#### Action item
Return each line of the data below exactly, omitting any pictures.

#### Material for the task

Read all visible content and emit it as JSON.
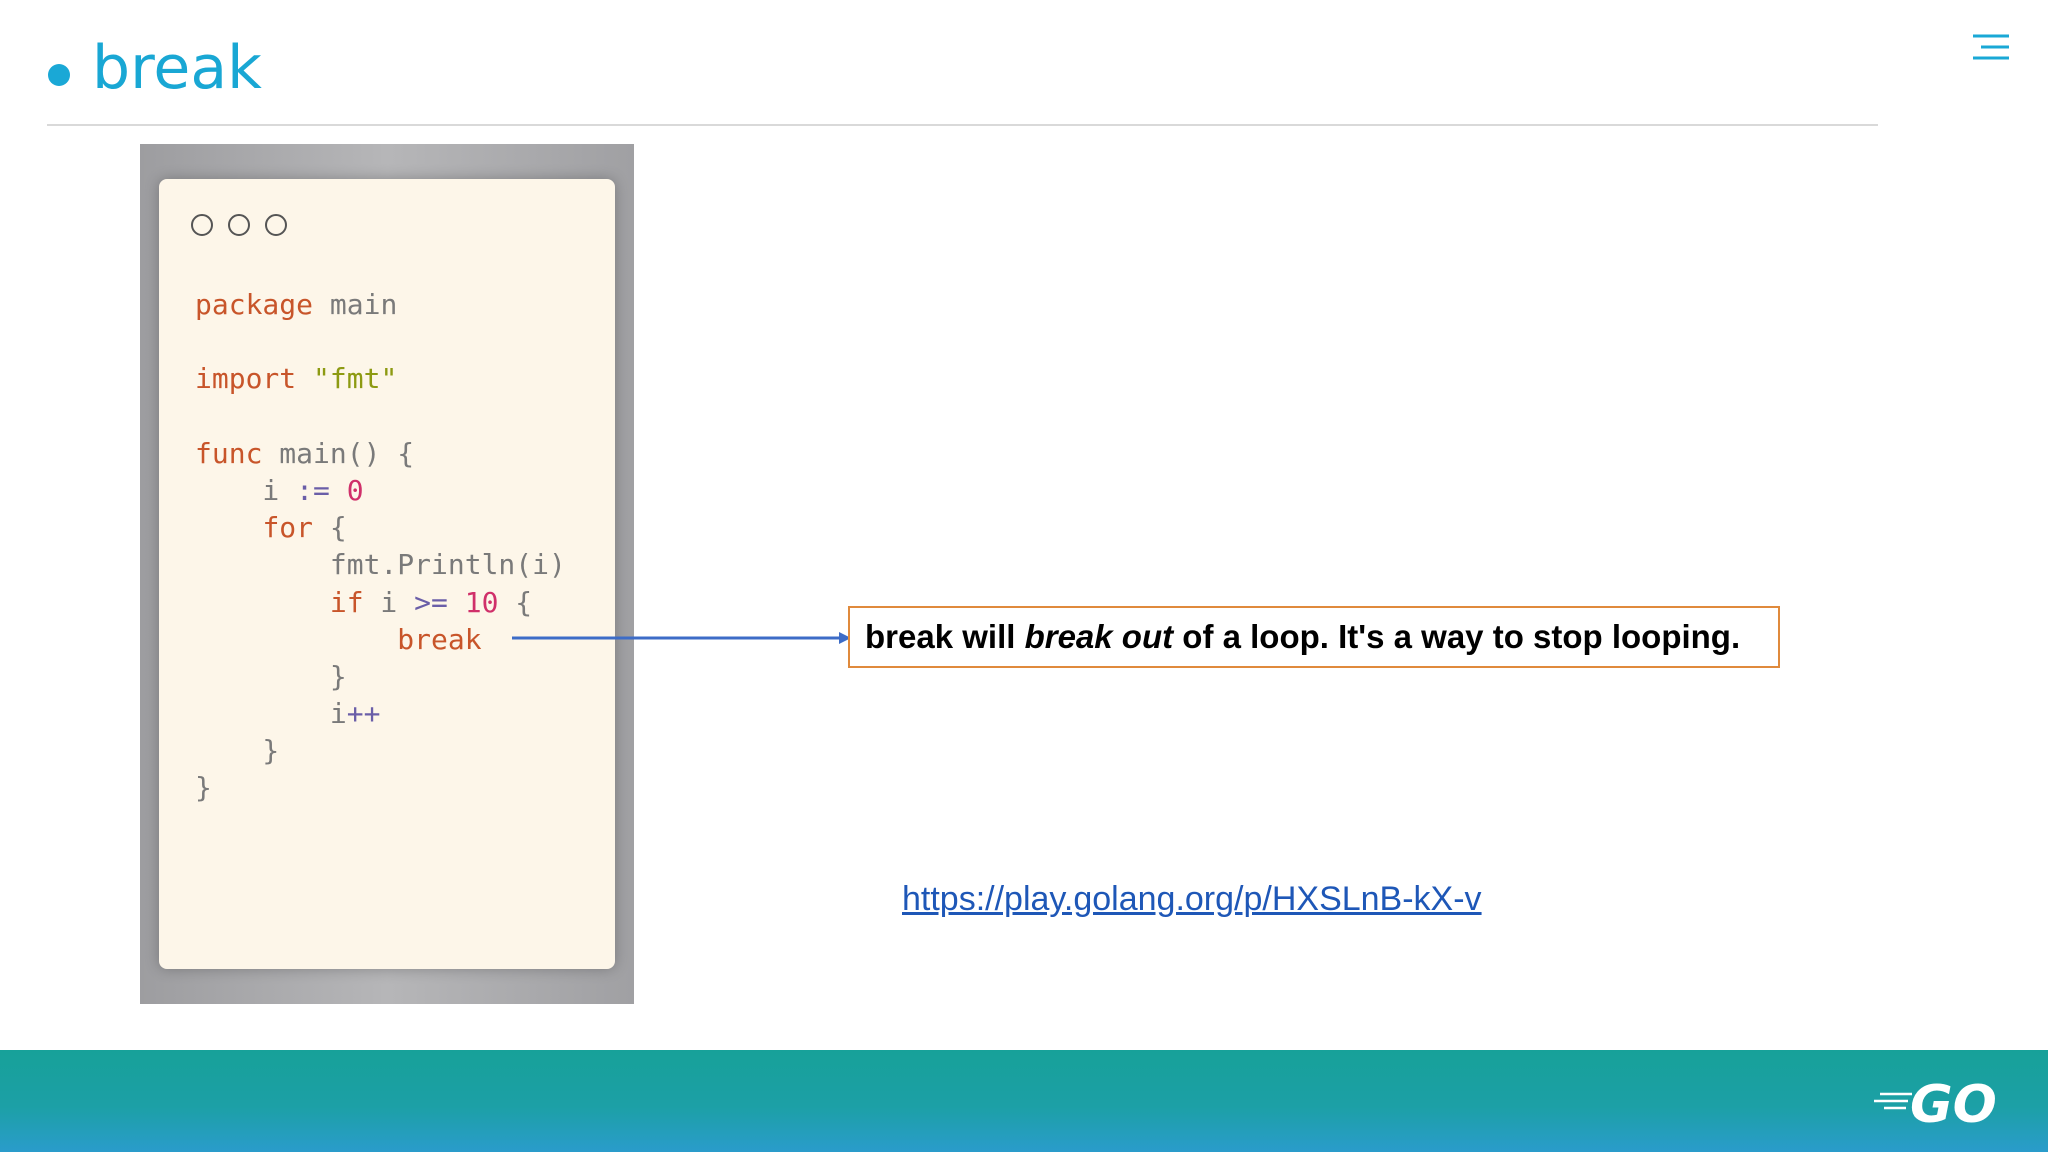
{
  "slide": {
    "title": "break"
  },
  "toolbar": {
    "menu_icon": "hamburger-menu-icon"
  },
  "code_window": {
    "lines": [
      [
        {
          "t": "package",
          "c": "kw"
        },
        {
          "t": " main"
        }
      ],
      [],
      [
        {
          "t": "import",
          "c": "kw"
        },
        {
          "t": " "
        },
        {
          "t": "\"fmt\"",
          "c": "str"
        }
      ],
      [],
      [
        {
          "t": "func",
          "c": "kw"
        },
        {
          "t": " main() {"
        }
      ],
      [
        {
          "t": "    i "
        },
        {
          "t": ":=",
          "c": "op"
        },
        {
          "t": " "
        },
        {
          "t": "0",
          "c": "num"
        }
      ],
      [
        {
          "t": "    "
        },
        {
          "t": "for",
          "c": "kw"
        },
        {
          "t": " {"
        }
      ],
      [
        {
          "t": "        fmt.Println(i)"
        }
      ],
      [
        {
          "t": "        "
        },
        {
          "t": "if",
          "c": "kw"
        },
        {
          "t": " i "
        },
        {
          "t": ">=",
          "c": "op"
        },
        {
          "t": " "
        },
        {
          "t": "10",
          "c": "num"
        },
        {
          "t": " {"
        }
      ],
      [
        {
          "t": "            "
        },
        {
          "t": "break",
          "c": "kw"
        }
      ],
      [
        {
          "t": "        }"
        }
      ],
      [
        {
          "t": "        i"
        },
        {
          "t": "++",
          "c": "op"
        }
      ],
      [
        {
          "t": "    }"
        }
      ],
      [
        {
          "t": "}"
        }
      ]
    ]
  },
  "callout": {
    "before": "break will ",
    "emphasis": "break out",
    "after": " of a loop. It's a way to stop looping."
  },
  "link": {
    "text": "https://play.golang.org/p/HXSLnB-kX-v"
  },
  "footer": {
    "logo_text": "GO"
  },
  "colors": {
    "accent": "#19a7d4",
    "keyword": "#c8552a",
    "string": "#8d9a12",
    "number": "#d0306a",
    "operator": "#6a5ea8",
    "callout_border": "#e08a3c",
    "arrow": "#3d6cc7",
    "link": "#1e57b7",
    "footer_teal": "#17a199"
  }
}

#### Expected output
Read all visible content and emit it as JSON.
{
  "slide": {
    "title": "break"
  },
  "toolbar": {
    "menu_icon": "hamburger-menu-icon"
  },
  "code_window": {
    "lines": [
      [
        {
          "t": "package",
          "c": "kw"
        },
        {
          "t": " main"
        }
      ],
      [],
      [
        {
          "t": "import",
          "c": "kw"
        },
        {
          "t": " "
        },
        {
          "t": "\"fmt\"",
          "c": "str"
        }
      ],
      [],
      [
        {
          "t": "func",
          "c": "kw"
        },
        {
          "t": " main() {"
        }
      ],
      [
        {
          "t": "    i "
        },
        {
          "t": ":=",
          "c": "op"
        },
        {
          "t": " "
        },
        {
          "t": "0",
          "c": "num"
        }
      ],
      [
        {
          "t": "    "
        },
        {
          "t": "for",
          "c": "kw"
        },
        {
          "t": " {"
        }
      ],
      [
        {
          "t": "        fmt.Println(i)"
        }
      ],
      [
        {
          "t": "        "
        },
        {
          "t": "if",
          "c": "kw"
        },
        {
          "t": " i "
        },
        {
          "t": ">=",
          "c": "op"
        },
        {
          "t": " "
        },
        {
          "t": "10",
          "c": "num"
        },
        {
          "t": " {"
        }
      ],
      [
        {
          "t": "            "
        },
        {
          "t": "break",
          "c": "kw"
        }
      ],
      [
        {
          "t": "        }"
        }
      ],
      [
        {
          "t": "        i"
        },
        {
          "t": "++",
          "c": "op"
        }
      ],
      [
        {
          "t": "    }"
        }
      ],
      [
        {
          "t": "}"
        }
      ]
    ]
  },
  "callout": {
    "before": "break will ",
    "emphasis": "break out",
    "after": " of a loop. It's a way to stop looping."
  },
  "link": {
    "text": "https://play.golang.org/p/HXSLnB-kX-v"
  },
  "footer": {
    "logo_text": "GO"
  },
  "colors": {
    "accent": "#19a7d4",
    "keyword": "#c8552a",
    "string": "#8d9a12",
    "number": "#d0306a",
    "operator": "#6a5ea8",
    "callout_border": "#e08a3c",
    "arrow": "#3d6cc7",
    "link": "#1e57b7",
    "footer_teal": "#17a199"
  }
}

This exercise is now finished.